The Amiga was a machine that was so far ahead of its time that people just didn’t get it. It was a true multimedia machine before multimedia was even a thing, capable of sound and graphics that hold up pretty well to this day. From the looks of [jtsiomb]’s workstation, he’s still putting his Amiga to good use, albeit with an inconvenient amount of cable-swapping each time he needs to use it. The remedy this, [jtsiomb] put together an emulator that translates scancodes from an external PS/2 keyboard into Amiga keyboard signals. Embedded inside the Amiga case where it can intercept the internal keyboard connector, the emulator is an ATmega168 that does a brute-force translation by way of lookup tables. A switch on the back allows him to choose the internal keyboard or his PS/2 keyboard via a KVM switch.

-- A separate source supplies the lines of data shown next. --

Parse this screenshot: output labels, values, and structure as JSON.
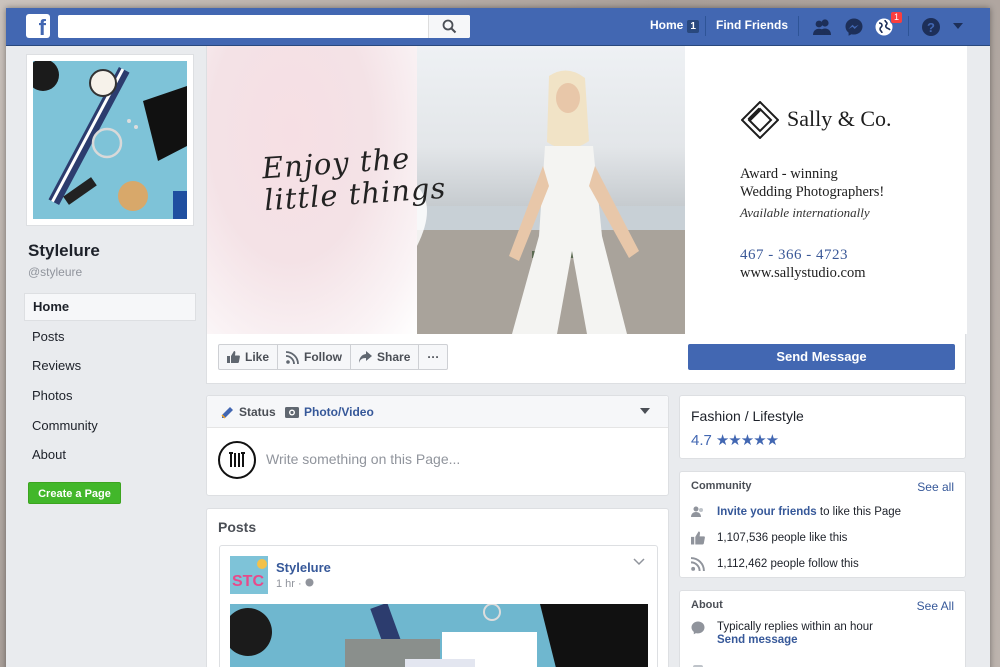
{
  "topbar": {
    "search_placeholder": "",
    "home_label": "Home",
    "home_count": "1",
    "find_friends_label": "Find Friends",
    "notification_count": "1"
  },
  "page": {
    "name": "Stylelure",
    "handle": "@styleure"
  },
  "sidebar": {
    "items": [
      {
        "label": "Home",
        "active": true
      },
      {
        "label": "Posts"
      },
      {
        "label": "Reviews"
      },
      {
        "label": "Photos"
      },
      {
        "label": "Community"
      },
      {
        "label": "About"
      }
    ],
    "create_page_label": "Create a Page"
  },
  "cover": {
    "script_line1": "Enjoy the",
    "script_line2": "little things",
    "brand_name": "Sally & Co.",
    "award_line1": "Award - winning",
    "award_line2": "Wedding Photographers!",
    "availability": "Available internationally",
    "phone": "467 - 366 - 4723",
    "website": "www.sallystudio.com"
  },
  "actions": {
    "like": "Like",
    "follow": "Follow",
    "share": "Share",
    "more": "···",
    "send_message": "Send Message"
  },
  "composer": {
    "status_tab": "Status",
    "photo_tab": "Photo/Video",
    "placeholder": "Write something on this Page..."
  },
  "posts": {
    "title": "Posts",
    "author": "Stylelure",
    "time": "1 hr ·"
  },
  "info": {
    "category": "Fashion / Lifestyle",
    "rating": "4.7",
    "stars": "★★★★★"
  },
  "community": {
    "title": "Community",
    "see_all": "See all",
    "invite_link": "Invite your friends",
    "invite_rest": "to like this Page",
    "likes_text": "1,107,536 people like this",
    "follows_text": "1,112,462 people follow this"
  },
  "about": {
    "title": "About",
    "see_all": "See All",
    "reply_text": "Typically replies within an hour",
    "send_link": "Send message"
  },
  "colors": {
    "brand_blue": "#4267b2",
    "link_blue": "#365899",
    "create_green": "#42b72a",
    "badge_red": "#fa3e3e"
  }
}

Are Amigas really still relevant? As of two years ago, one was still running an HVAC system for a school. We’re not sure that’s a testament to the machine or more a case of bureaucratic inertia, but it’s pretty impressive either way.

[via r/electronics]